The Electric Forest late bloomer Umphrey’s Mcgee also provided two nights of pure extravaganza by kicking off with a mind spinning set that probably needs a map and a professional navigator in order to understand the progression of music that was delivered at a rapid rate. To take a quick glance at the first night’s set looks a little like this; Slacker>Dear Lord>Slacker; Ja Junk; then Hurt Bird Bath>Onward and Upward>Hurt Bird Bath>Come as Your Kids (which is the alternating chorus and melody of MGMT’s Kids and Nirvana’s Come as You Are).

The band was just about to release their album about two days after Electric Forest. It was prime time to show off their new licks in front of a home-town crowd in a beautiful setting that is practically Jake Cinninger’s backyard. They played most of the cuts from the new album Similar Skin including The Linear, Similar Skin, and Puppet String among many others. The sets from that weekend can be purchased here.

The electronic music at the festival was nothing short of spectacular. Honorable mentions go out to Tycho, Zoogma, Steve Angello, and Andy C. Tycho’s hybrid style that seems to land softly between STS9 and Lotus fit the Electric Forest vibe and due to scheduling conflicts with the Lauryn Hill Incident it was worth leaving early to catch the end of Tycho’s beautifully abstract set. Zoogma kept things boogying in the daytime heat but there is something that gives the impression that they will be seeing night slots at festivals very soon.

10383811_750853108300801_8561368559254731826_oSteve Angello’s set was nothing short of extraordinary showmanship. If the continuous rise and fall of house beats and soaring melodies weren’t enough to get the feet moving then the 30 foot flames and confetti cannons had the final say and dictated physical participation. Andy C’s set was full of classics, that had unfortunately been played by dj’s during that weekend prior to his performance at the festival but that is the price to pay for being one of the godfathers of drum and bass. It was great to see so many dj’s pay homage but from a personal standpoint it kind of took the punch out of the original creator. Andy C is a great personality and Sensible Reason was graced with his presence for an interview at the festival. Check it out here.

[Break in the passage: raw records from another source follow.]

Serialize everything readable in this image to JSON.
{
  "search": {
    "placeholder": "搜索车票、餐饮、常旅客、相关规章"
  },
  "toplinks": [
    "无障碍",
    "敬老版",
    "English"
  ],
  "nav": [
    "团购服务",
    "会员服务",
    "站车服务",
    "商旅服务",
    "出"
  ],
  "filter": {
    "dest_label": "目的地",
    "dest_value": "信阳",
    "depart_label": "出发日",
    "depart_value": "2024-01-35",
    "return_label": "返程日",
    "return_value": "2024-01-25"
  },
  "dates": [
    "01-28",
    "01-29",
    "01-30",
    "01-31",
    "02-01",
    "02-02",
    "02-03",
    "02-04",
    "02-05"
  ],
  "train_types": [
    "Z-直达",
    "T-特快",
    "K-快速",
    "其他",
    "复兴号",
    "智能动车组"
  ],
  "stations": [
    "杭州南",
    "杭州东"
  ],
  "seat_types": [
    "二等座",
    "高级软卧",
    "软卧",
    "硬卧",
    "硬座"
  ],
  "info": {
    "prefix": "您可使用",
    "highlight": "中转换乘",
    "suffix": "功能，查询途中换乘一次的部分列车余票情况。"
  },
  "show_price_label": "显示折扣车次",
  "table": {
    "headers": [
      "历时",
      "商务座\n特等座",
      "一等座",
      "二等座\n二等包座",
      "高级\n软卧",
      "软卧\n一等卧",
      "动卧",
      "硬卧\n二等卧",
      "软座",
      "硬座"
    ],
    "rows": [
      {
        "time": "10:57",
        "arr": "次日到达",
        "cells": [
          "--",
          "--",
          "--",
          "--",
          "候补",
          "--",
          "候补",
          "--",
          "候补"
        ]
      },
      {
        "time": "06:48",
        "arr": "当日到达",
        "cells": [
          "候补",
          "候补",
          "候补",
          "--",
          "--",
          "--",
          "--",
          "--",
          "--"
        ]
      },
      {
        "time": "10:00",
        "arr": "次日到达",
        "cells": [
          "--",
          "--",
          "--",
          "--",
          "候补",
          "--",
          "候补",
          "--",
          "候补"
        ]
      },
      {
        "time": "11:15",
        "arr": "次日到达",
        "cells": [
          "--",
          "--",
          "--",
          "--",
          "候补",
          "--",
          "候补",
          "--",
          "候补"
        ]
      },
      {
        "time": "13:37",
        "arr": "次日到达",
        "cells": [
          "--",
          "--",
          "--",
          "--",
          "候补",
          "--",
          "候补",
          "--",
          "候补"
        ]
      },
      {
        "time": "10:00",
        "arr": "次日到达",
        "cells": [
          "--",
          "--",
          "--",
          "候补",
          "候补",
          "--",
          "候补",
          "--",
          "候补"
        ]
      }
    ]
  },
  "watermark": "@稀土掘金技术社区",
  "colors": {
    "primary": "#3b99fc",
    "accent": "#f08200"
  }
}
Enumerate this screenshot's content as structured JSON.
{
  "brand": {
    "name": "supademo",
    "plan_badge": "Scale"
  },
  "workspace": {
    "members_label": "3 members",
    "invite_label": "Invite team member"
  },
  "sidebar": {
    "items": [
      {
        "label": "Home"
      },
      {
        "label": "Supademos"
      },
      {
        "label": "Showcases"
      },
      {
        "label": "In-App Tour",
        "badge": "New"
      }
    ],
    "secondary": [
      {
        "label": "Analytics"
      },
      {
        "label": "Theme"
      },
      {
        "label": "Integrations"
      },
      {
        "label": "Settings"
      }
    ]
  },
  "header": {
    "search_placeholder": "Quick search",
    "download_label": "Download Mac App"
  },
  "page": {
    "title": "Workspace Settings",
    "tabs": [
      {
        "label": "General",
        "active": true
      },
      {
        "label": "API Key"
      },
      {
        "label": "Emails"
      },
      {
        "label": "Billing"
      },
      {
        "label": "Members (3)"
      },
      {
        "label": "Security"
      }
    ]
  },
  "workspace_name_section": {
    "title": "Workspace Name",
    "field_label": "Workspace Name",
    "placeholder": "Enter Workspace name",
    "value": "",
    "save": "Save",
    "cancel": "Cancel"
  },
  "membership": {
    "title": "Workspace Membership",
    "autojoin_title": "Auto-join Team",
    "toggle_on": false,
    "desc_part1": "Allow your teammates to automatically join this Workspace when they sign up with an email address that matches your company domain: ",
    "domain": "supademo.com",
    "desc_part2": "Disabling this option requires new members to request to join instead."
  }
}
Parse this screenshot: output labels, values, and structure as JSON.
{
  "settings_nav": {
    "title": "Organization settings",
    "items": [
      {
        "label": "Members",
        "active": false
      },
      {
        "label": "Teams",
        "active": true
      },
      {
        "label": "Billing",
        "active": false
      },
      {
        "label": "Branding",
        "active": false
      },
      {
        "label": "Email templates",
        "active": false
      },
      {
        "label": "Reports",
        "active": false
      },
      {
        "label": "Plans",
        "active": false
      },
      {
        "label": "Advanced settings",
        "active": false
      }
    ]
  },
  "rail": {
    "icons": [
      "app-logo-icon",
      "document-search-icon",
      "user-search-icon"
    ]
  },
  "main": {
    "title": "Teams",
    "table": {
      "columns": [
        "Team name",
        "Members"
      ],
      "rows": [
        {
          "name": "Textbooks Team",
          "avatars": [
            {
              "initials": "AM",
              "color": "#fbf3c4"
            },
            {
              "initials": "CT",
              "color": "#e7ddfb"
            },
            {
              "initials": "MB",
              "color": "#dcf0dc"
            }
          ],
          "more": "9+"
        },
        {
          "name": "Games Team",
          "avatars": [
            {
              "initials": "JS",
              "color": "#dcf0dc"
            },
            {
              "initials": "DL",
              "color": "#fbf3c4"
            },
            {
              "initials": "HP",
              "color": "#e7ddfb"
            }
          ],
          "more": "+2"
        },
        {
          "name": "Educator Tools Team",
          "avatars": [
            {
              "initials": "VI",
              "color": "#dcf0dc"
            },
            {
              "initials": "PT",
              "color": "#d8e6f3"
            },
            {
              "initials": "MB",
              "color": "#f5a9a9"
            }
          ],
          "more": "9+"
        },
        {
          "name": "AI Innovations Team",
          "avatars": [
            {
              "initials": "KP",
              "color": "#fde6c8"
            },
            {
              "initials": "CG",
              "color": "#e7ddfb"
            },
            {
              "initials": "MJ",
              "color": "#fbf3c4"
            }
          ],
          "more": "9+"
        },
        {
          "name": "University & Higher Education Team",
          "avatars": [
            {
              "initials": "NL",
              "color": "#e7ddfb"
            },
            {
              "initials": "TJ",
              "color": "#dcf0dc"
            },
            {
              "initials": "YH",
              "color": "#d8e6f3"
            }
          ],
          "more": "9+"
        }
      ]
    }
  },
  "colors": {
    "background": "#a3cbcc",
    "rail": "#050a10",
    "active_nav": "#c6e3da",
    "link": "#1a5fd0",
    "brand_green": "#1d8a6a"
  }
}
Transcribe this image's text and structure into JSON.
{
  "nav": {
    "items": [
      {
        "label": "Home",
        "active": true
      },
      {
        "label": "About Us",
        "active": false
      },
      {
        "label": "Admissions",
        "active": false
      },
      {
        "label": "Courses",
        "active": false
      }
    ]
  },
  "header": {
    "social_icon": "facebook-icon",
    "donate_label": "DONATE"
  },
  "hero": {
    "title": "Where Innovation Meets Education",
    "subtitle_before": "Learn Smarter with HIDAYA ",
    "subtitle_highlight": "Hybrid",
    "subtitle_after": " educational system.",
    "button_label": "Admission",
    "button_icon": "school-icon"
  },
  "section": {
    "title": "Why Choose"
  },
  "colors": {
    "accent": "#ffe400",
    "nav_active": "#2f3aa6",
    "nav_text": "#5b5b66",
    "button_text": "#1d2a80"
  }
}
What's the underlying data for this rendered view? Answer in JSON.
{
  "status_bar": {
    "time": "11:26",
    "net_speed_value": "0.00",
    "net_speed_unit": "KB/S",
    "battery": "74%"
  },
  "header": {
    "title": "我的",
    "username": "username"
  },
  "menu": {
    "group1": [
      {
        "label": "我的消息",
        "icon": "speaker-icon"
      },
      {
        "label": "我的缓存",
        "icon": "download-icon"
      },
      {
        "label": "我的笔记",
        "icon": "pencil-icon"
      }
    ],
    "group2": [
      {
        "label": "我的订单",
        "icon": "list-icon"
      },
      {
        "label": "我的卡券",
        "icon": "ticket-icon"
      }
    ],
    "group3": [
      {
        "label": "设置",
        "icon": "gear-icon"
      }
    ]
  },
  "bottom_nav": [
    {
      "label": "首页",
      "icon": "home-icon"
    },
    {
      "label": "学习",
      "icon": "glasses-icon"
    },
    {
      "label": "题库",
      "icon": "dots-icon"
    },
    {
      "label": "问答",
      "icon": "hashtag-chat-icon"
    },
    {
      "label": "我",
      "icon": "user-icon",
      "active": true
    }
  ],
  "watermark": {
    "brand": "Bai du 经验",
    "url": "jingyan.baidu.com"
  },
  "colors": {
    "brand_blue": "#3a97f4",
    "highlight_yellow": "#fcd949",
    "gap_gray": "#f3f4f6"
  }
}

Sensible Reason also had a photographer on site so be sure to live vicariously through us and check out the collection below and view the full album here. Now lets all do the Sherwood dance in hopes that it will grace us with another electrified experience next year.

 

Sean Hersch

Hello my name is Sean Hersch. I grew up all around the United States and finally settled down in central Illinois for the latter half of my early education. I went to college at Southern Illinois University Carbondale and received a bachelor's degree in Journalsim as well as a minor in History and Philosophy. After living in Carbondale for four and a half years I plan to travel to the West Coast in search of a new career path. I love photography as much as I love to write and those are the talents I plan to develop into professionalism over the next year.

You may also like...